Sue Vize SBA
I have always loved to draw.
In September 2000 I felt an urge to learn something new and so found a 'Flower Painting' course run by the WEA at St Helen's House in Derby - sadly since closed as an adult education centre. The course turned out not to be flower painting after all but a full course entitled 'Botanical Illustration for Beginners'. The tutor was wonderful, so encouraging, and I suddenly found I was hooked. It opened up a whole new world - one where you were taught to draw exactly what you see instead of an impression, one where you were never told to 'loosen up', and suddenly a bit of twig took on a new meaning, dead leaves weren't just something you put in the compost bin, not one tiny bit of garden material could be over looked as each had the potential to be put onto paper and turned into a masterpiece.
The course progressed from working in graphite pencil to painting in watercolour. I did enjoy using the paints but felt that I preferred drawing in graphite so as soon as the course ended I returned to my favourite medium, feeling much happier with a pencil in my hand rather than a paint brush. A few years later I went to view an SBA exhibition at Penrhyn Castle, near Bangor in Wales. The pictures that caught my eye were all by the artist who was demonstrating that day at the exhibition. Her medium was coloured pencil and her work was amazing. It was the last day of the exhibition and very quiet so I was able to enjoy a long chat with her and came away inspired, and the minute I returned home my first set of coloured pencils were ordered.
I do still enjoy watercolour though and include its tuition in some of my workshops, but since I love drawing so much the main part of my work is in either graphite pencil or coloured pencil. A little enthusiasm goes a long way and now although I teach all medium as part of my weekly evening class, almost everyone who attends ends up a convert too!
My studio is a narrow boat called 'Driftwood' - a peaceful, perfect, moveable place where the phone doesn't ring and the internet doesn't work. I have ducks and swans for visitors, a log burning stove for warmth in winter and a deck to work outside on in summer - lucky me!
It is also the reason for a lack of entry to the 2014 SBA exhibition! Fifty feet of narrow boat, seven layers of paint sanded down in between each coat - broken nails, bad back, heat stroke, exhaustion - but it now looks fantastic, just needing the 'pretty bits' adding. Someone asked me if I was going to do botanical roses on it instead of the traditional boat painting........ probably not. It could be the longest paint job in history!

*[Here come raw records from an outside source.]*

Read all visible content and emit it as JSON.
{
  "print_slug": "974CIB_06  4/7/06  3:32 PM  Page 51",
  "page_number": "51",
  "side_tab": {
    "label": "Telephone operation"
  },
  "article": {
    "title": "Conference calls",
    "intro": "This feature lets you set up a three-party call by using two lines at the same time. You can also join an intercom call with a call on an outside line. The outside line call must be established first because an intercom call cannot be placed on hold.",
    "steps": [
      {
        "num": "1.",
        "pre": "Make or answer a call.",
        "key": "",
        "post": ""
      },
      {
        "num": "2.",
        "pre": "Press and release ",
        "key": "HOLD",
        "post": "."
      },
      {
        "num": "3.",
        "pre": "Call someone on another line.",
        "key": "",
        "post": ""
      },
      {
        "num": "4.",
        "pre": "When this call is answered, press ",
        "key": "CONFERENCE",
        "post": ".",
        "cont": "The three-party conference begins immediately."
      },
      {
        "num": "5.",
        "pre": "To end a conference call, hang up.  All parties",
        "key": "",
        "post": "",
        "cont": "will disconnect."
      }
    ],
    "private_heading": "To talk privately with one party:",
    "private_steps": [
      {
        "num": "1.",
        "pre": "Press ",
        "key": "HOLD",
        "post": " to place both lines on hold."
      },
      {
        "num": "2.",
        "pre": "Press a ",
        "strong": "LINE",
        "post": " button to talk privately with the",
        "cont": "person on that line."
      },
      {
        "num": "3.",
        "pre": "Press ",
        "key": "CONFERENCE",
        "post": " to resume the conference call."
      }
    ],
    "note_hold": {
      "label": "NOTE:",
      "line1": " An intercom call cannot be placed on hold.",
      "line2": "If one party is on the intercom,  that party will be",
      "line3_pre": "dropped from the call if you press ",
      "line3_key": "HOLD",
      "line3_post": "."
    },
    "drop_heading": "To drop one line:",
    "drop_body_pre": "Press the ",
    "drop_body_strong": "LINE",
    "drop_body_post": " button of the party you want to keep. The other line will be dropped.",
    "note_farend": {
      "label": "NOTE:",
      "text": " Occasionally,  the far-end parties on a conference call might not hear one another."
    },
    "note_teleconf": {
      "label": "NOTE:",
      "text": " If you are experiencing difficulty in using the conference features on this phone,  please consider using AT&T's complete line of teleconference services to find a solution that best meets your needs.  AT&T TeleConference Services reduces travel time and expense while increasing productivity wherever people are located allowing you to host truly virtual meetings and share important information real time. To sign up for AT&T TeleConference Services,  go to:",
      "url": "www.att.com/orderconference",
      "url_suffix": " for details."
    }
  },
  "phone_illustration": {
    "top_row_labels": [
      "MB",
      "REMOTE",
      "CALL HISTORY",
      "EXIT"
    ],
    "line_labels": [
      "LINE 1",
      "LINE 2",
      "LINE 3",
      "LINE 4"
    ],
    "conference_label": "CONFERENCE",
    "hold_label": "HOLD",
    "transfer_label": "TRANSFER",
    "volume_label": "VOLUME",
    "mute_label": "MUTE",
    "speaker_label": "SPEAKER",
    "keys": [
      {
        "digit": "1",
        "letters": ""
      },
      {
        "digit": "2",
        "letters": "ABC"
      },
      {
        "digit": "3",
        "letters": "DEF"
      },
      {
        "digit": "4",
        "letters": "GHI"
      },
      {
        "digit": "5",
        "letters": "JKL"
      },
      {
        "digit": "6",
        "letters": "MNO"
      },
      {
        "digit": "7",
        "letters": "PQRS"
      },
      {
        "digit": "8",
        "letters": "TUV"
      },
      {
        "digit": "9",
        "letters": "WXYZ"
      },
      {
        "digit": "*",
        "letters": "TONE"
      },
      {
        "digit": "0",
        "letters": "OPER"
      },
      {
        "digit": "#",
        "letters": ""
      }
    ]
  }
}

Botanical illustration requires hours of patience, a meticulous eye for detail, plus time put aside to record the plant before it withers and dies. Each painting or drawing can take many hours to complete, tone or colour being gradually built up in layers of light ‘washes’. In fact, the onion Kelsae Giant at the bottom of the page actually took in excess of one hundred and forty hours from start to finish! Inspiration comes in many forms. When working in colour I consider all the lovely shades that the plant contains with the colour being the main attraction. Graphite drawing however has no consideration of colour, instead it is the intricate structure and detail of something that's twisted and dried up for the part that attracts. So....... pretty flowers in colour, dead things in graphite...... simple!
My constant source of plant material is usually found in my mum’s beautiful garden. No matter what time of year there is always something to be found worth drawing, and on a lovely summers’ day nothing is nicer than to be there to set up my pencils and paper and become ‘creative’, listening to the birds and the drone of the bees – the only downside is that you find it difficult to work amongst so many distractions!